What is mentioned in the rewrite rules are patterns. And the symbol '::' means that occurrences of the pattern on the left can be rewritten to the pattern on the right, and the pattern on the right can be rewritten to the pattern on the left. Then, of course, the symbol ':-' means that the pattern on the left can be rewritten to that on the right (but not from right to left). In the De Morgan illustration in the image, the rule is being used from right to left on a subformula of the original formula (exactly as in the Health Club).

Notice that when you are rewriting you are rewriting one formula (or a subformula of it). This means that you are only ever selecting one line of the proof to work on (unlike with many of the Rules of Inference which require you to select two or more lines.

Derived Rules

We can also make some ordinary derivations quicker and simpler by permitting three 'Derived' Rules.
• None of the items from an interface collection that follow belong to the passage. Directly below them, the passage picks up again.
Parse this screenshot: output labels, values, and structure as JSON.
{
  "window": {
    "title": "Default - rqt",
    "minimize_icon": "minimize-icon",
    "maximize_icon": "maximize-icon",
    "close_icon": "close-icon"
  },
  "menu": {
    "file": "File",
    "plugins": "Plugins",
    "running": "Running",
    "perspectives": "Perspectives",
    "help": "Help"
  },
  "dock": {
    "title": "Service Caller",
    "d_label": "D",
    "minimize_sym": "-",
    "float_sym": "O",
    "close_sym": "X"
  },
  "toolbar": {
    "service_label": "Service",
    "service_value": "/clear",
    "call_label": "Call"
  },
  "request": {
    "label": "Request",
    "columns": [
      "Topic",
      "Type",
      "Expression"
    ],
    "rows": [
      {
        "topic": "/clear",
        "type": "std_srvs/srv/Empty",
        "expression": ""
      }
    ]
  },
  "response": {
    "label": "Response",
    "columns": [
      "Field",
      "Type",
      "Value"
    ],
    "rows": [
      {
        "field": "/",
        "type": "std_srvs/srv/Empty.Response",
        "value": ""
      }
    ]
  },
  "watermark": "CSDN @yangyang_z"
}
These are ordinary rules of inference (ie not rewrites), but they are classical forms easy to prove from our other rules. They are

 

Modus Tollens (MT)

p⊃q,
~q

~p

Hypothetical Syllogism (HS)

p⊃q,
q⊃r

p⊃r

Disjunctive Syllogism(DS)

p∨q,
~p

q

or, alternatively,

p∨q,
~q

p

In the way these rules have been written the ps and qs are understood as variables that can stand for any formula. So, for example, both of the following are examples of Modus Tollens

(F&G)⊃R,
~R

~(F&G)

~(F⊃G)⊃(F⊃G),
~(F⊃G)

~~(F⊃G)

 

Here are a couple of simple examples for you to try.

Proof widget

Example 1 ~G,F⊃G ∴ ~F∨H

Example 2 F⊃G,G⊃H,K ∴ K&(F⊃H)

 

 


Exercises to accompany Tutorial 10

Exercise 1 (of 1).

There are a number of well-known theorems which express equivalences between formulas. Experienced logicians know these off by heart. You have already derived many of them. Be sure you can derive the rest. Feel free to use rewrite rules on these.

Absorption

1) ∴ (F∨(F&G))≡F
2) ∴ (F&(F∨G))≡F
3) ∴ (F⊃(F⊃G))≡(F⊃G)

Association

4) ∴ F∨(G∨H)≡(F∨G)∨H
5) ∴ F&(G&H)≡(F&G)&H


Commutation

6) ∴ F∨G≡G∨F
7) ∴ F&G≡G&F
8) ∴ (F≡G)≡(G≡F)
9) ∴ F⊃(G⊃H)≡G⊃(F⊃H)


Contraposition

10) ∴(F⊃G)≡(∼G⊃∼F)


De Morgan's Laws

11) ∴ ∼(F&G)≡∼F∨∼G
12) ∴ ∼(F∨G)≡∼F&∼G


Distribution

13) ∴ F&(G∨H)≡(F&G)∨(F&H)
14) ∴ F∨(G&H)≡(F∨G)&(F∨H)


Double Negation

15) ∴ F≡∼∼F


Equivalence

16) ∴ (F≡G)≡(F⊃G)&(G⊃F)
17) ∴ (F≡G)≡(F&G)∨(∼F&∼G)



Excluded middle

18) ∴ F∨∼F


Exportation

19) ∴ (F⊃(G⊃H))≡((F&G)⊃H)


Idempotence

20) ∴ (F&F)≡F
21) ∴ (F∨F)≡F


Implication

22) ∴ F⊃G≡∼F∨G


Relations between connectives


23) ∴ (F⊃G)≡∼(F&∼G)
24) ∴ (F∨G)≡(∼F⊃G)
25) ∴ (F&G)≡∼(F⊃∼G)
26) ∴ (F≡G)≡ ((F⊃G) & (G⊃F))



Transitivity of Implication

27) F⊃G,G⊃H∴F⊃H



Transposition

28) ∴ F⊃G≡∼G⊃∼F